Nebraska's race for governor has been wildly unpredictable and it hasn't even really started. The resignation Saturday of Lt. Gov. Rick Sheehy, a Republican who had enjoyed the endorsement and fundraising muscle of Gov. Dave Heineman, is the latest surprising turn.
It followed a decision by former Republican Speaker of the Legislature Mike Flood to withdraw last December after his wife Mandi was diagnosed with breast cancer.
The list of possible Republican candidates includes Nebraska Regent Tim Clare, Sen. Beau McCoy of Omaha, Auditor Mike Foley, Attorney General Jon Bruning and former state Sen. Phil Erdman.
“My phone has been ringing off the hook since this morning of individuals who were perhaps on the fence before, had previously declined, said they were not running or frankly hadn't even given any thought to it,” said Nebraska Republican Party Chairman Mark Fahleson, who sees it being a competitive race.
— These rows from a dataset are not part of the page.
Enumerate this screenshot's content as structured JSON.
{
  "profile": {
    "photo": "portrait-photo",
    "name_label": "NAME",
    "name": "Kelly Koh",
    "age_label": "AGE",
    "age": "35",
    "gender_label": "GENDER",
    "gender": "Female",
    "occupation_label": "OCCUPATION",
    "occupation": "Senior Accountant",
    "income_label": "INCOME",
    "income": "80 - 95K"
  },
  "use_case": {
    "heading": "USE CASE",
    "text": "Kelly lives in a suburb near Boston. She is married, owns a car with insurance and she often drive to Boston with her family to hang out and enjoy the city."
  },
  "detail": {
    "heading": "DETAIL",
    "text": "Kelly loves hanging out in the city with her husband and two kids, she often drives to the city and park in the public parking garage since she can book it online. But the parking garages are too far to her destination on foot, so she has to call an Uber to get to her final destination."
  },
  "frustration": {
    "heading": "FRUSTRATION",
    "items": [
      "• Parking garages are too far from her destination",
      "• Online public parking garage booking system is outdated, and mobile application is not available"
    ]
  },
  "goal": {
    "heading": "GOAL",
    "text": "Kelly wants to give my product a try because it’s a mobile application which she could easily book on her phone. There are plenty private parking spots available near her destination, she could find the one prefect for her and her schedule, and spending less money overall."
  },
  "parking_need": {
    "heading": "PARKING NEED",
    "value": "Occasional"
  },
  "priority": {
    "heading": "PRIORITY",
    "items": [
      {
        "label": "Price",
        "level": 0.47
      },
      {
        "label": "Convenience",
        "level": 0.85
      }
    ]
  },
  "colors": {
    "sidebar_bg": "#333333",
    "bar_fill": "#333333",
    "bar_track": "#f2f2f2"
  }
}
He says it's clear the next governor will be a Republican.
The state's Democratic Party disagrees. “It's just how it works,” said Nebraska Democratic Party Chairman Vince Powers. “When one party is in power for so long there is arrogance, there's scandal, there's corruption and after 16 years people are going to say hey, it’s been too much.”
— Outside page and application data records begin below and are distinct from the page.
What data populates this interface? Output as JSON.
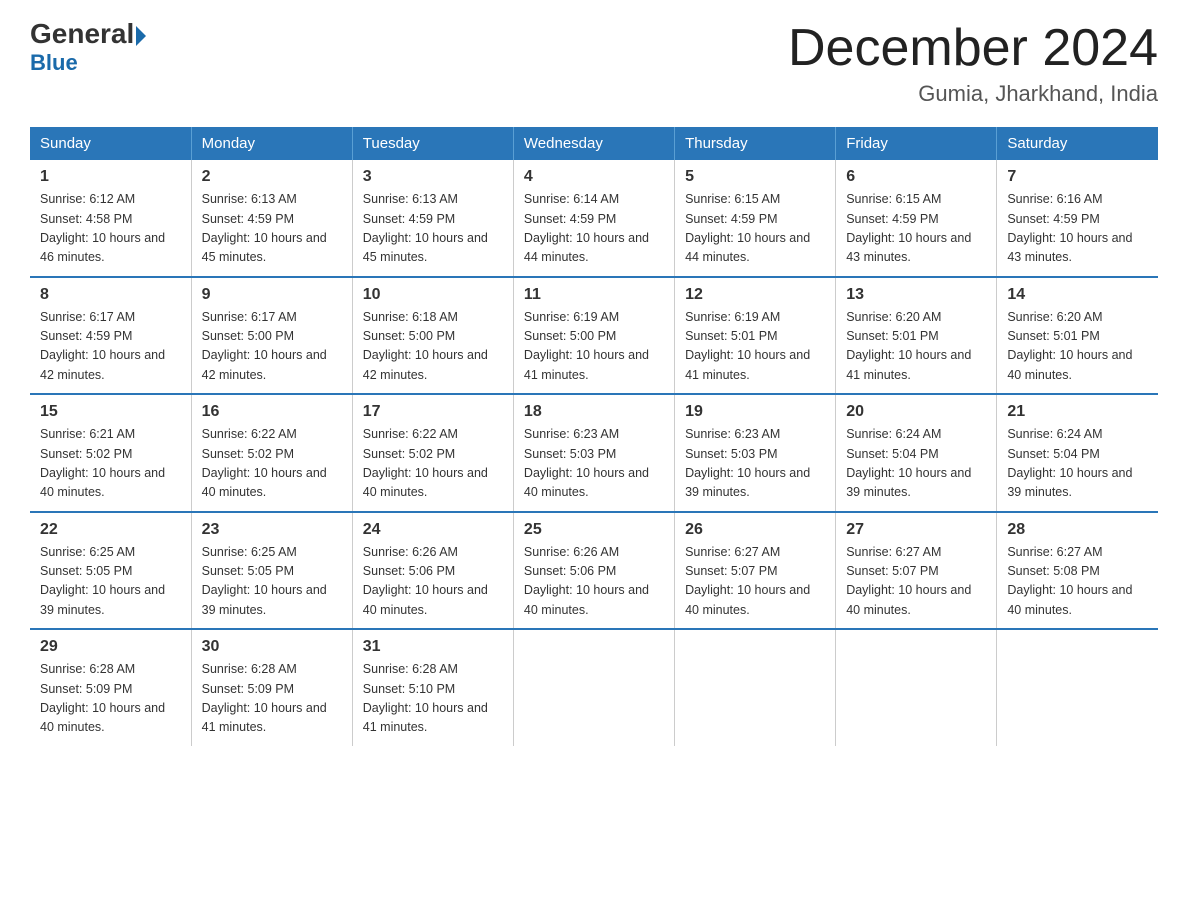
{
  "logo": {
    "general": "General",
    "blue": "Blue"
  },
  "header": {
    "month": "December 2024",
    "location": "Gumia, Jharkhand, India"
  },
  "weekdays": [
    "Sunday",
    "Monday",
    "Tuesday",
    "Wednesday",
    "Thursday",
    "Friday",
    "Saturday"
  ],
  "weeks": [
    [
      {
        "day": "1",
        "sunrise": "6:12 AM",
        "sunset": "4:58 PM",
        "daylight": "10 hours and 46 minutes."
      },
      {
        "day": "2",
        "sunrise": "6:13 AM",
        "sunset": "4:59 PM",
        "daylight": "10 hours and 45 minutes."
      },
      {
        "day": "3",
        "sunrise": "6:13 AM",
        "sunset": "4:59 PM",
        "daylight": "10 hours and 45 minutes."
      },
      {
        "day": "4",
        "sunrise": "6:14 AM",
        "sunset": "4:59 PM",
        "daylight": "10 hours and 44 minutes."
      },
      {
        "day": "5",
        "sunrise": "6:15 AM",
        "sunset": "4:59 PM",
        "daylight": "10 hours and 44 minutes."
      },
      {
        "day": "6",
        "sunrise": "6:15 AM",
        "sunset": "4:59 PM",
        "daylight": "10 hours and 43 minutes."
      },
      {
        "day": "7",
        "sunrise": "6:16 AM",
        "sunset": "4:59 PM",
        "daylight": "10 hours and 43 minutes."
      }
    ],
    [
      {
        "day": "8",
        "sunrise": "6:17 AM",
        "sunset": "4:59 PM",
        "daylight": "10 hours and 42 minutes."
      },
      {
        "day": "9",
        "sunrise": "6:17 AM",
        "sunset": "5:00 PM",
        "daylight": "10 hours and 42 minutes."
      },
      {
        "day": "10",
        "sunrise": "6:18 AM",
        "sunset": "5:00 PM",
        "daylight": "10 hours and 42 minutes."
      },
      {
        "day": "11",
        "sunrise": "6:19 AM",
        "sunset": "5:00 PM",
        "daylight": "10 hours and 41 minutes."
      },
      {
        "day": "12",
        "sunrise": "6:19 AM",
        "sunset": "5:01 PM",
        "daylight": "10 hours and 41 minutes."
      },
      {
        "day": "13",
        "sunrise": "6:20 AM",
        "sunset": "5:01 PM",
        "daylight": "10 hours and 41 minutes."
      },
      {
        "day": "14",
        "sunrise": "6:20 AM",
        "sunset": "5:01 PM",
        "daylight": "10 hours and 40 minutes."
      }
    ],
    [
      {
        "day": "15",
        "sunrise": "6:21 AM",
        "sunset": "5:02 PM",
        "daylight": "10 hours and 40 minutes."
      },
      {
        "day": "16",
        "sunrise": "6:22 AM",
        "sunset": "5:02 PM",
        "daylight": "10 hours and 40 minutes."
      },
      {
        "day": "17",
        "sunrise": "6:22 AM",
        "sunset": "5:02 PM",
        "daylight": "10 hours and 40 minutes."
      },
      {
        "day": "18",
        "sunrise": "6:23 AM",
        "sunset": "5:03 PM",
        "daylight": "10 hours and 40 minutes."
      },
      {
        "day": "19",
        "sunrise": "6:23 AM",
        "sunset": "5:03 PM",
        "daylight": "10 hours and 39 minutes."
      },
      {
        "day": "20",
        "sunrise": "6:24 AM",
        "sunset": "5:04 PM",
        "daylight": "10 hours and 39 minutes."
      },
      {
        "day": "21",
        "sunrise": "6:24 AM",
        "sunset": "5:04 PM",
        "daylight": "10 hours and 39 minutes."
      }
    ],
    [
      {
        "day": "22",
        "sunrise": "6:25 AM",
        "sunset": "5:05 PM",
        "daylight": "10 hours and 39 minutes."
      },
      {
        "day": "23",
        "sunrise": "6:25 AM",
        "sunset": "5:05 PM",
        "daylight": "10 hours and 39 minutes."
      },
      {
        "day": "24",
        "sunrise": "6:26 AM",
        "sunset": "5:06 PM",
        "daylight": "10 hours and 40 minutes."
      },
      {
        "day": "25",
        "sunrise": "6:26 AM",
        "sunset": "5:06 PM",
        "daylight": "10 hours and 40 minutes."
      },
      {
        "day": "26",
        "sunrise": "6:27 AM",
        "sunset": "5:07 PM",
        "daylight": "10 hours and 40 minutes."
      },
      {
        "day": "27",
        "sunrise": "6:27 AM",
        "sunset": "5:07 PM",
        "daylight": "10 hours and 40 minutes."
      },
      {
        "day": "28",
        "sunrise": "6:27 AM",
        "sunset": "5:08 PM",
        "daylight": "10 hours and 40 minutes."
      }
    ],
    [
      {
        "day": "29",
        "sunrise": "6:28 AM",
        "sunset": "5:09 PM",
        "daylight": "10 hours and 40 minutes."
      },
      {
        "day": "30",
        "sunrise": "6:28 AM",
        "sunset": "5:09 PM",
        "daylight": "10 hours and 41 minutes."
      },
      {
        "day": "31",
        "sunrise": "6:28 AM",
        "sunset": "5:10 PM",
        "daylight": "10 hours and 41 minutes."
      },
      null,
      null,
      null,
      null
    ]
  ]
}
Democratic candidates who have shown interest include Regent Chuck Hassebrook and state Sen. Steve Lathrop. Some activists are also encouraging state Sen. Annette Dubas of Fullerton to run.